The problem: Copy out all lines from the material that contain the string "Пассивный".

↓

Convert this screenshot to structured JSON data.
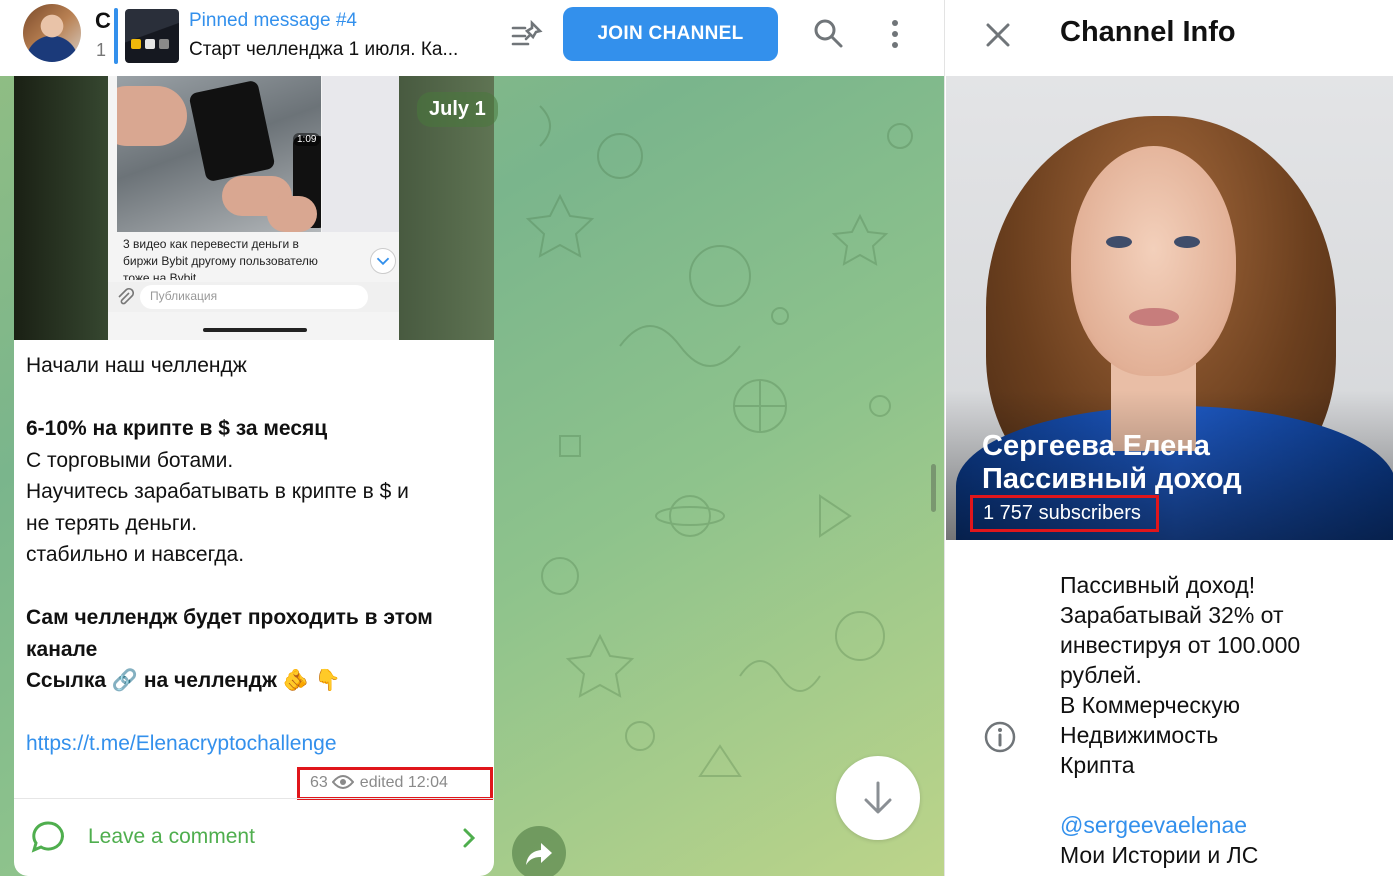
{
  "header": {
    "channel_initial": "С",
    "channel_sub": "1",
    "pinned_title": "Pinned message #4",
    "pinned_text": "Старт челленджа 1 июля. Ка...",
    "join_label": "JOIN CHANNEL"
  },
  "message": {
    "date": "July 1",
    "media": {
      "video_time": "1:09",
      "caption": "3 видео как перевести деньги в биржи Bybit другому пользователю тоже на Bybit",
      "input_placeholder": "Публикация"
    },
    "lines": [
      {
        "text": "Начали наш челлендж",
        "bold": false
      },
      {
        "text": "",
        "bold": false
      },
      {
        "text": "6-10% на крипте в $ за месяц",
        "bold": true
      },
      {
        "text": "С торговыми ботами.",
        "bold": false
      },
      {
        "text": "Научитесь зарабатывать в крипте в $ и",
        "bold": false
      },
      {
        "text": "не терять деньги.",
        "bold": false
      },
      {
        "text": "стабильно и навсегда.",
        "bold": false
      },
      {
        "text": "",
        "bold": false
      },
      {
        "text": "Сам челлендж будет проходить в этом",
        "bold": true
      },
      {
        "text": "канале",
        "bold": true
      },
      {
        "text": "Ссылка 🔗 на челлендж 🫵 👇",
        "bold": true
      },
      {
        "text": "",
        "bold": false
      }
    ],
    "link": "https://t.me/Elenacryptochallenge",
    "views": "63",
    "edited": "edited 12:04",
    "comment_label": "Leave a comment"
  },
  "info": {
    "title": "Channel Info",
    "channel_name": "Сергеева Елена Пассивный доход",
    "subscribers": "1 757 subscribers",
    "about_lines": [
      "Пассивный доход!",
      "Зарабатывай 32% от",
      "инвестируя от 100.000",
      "рублей.",
      "В Коммерческую",
      "Недвижимость",
      "Крипта",
      ""
    ],
    "username": "@sergeevaelenae",
    "after_username": "Мои Истории и ЛС"
  },
  "colors": {
    "accent": "#3390ec",
    "comment_green": "#4fae4e",
    "highlight_red": "#e0161b",
    "chat_bg": "#8fbd84"
  }
}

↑

Answer to this task:
    "channel_name": "Сергеева Елена Пассивный доход",
      "Пассивный доход!",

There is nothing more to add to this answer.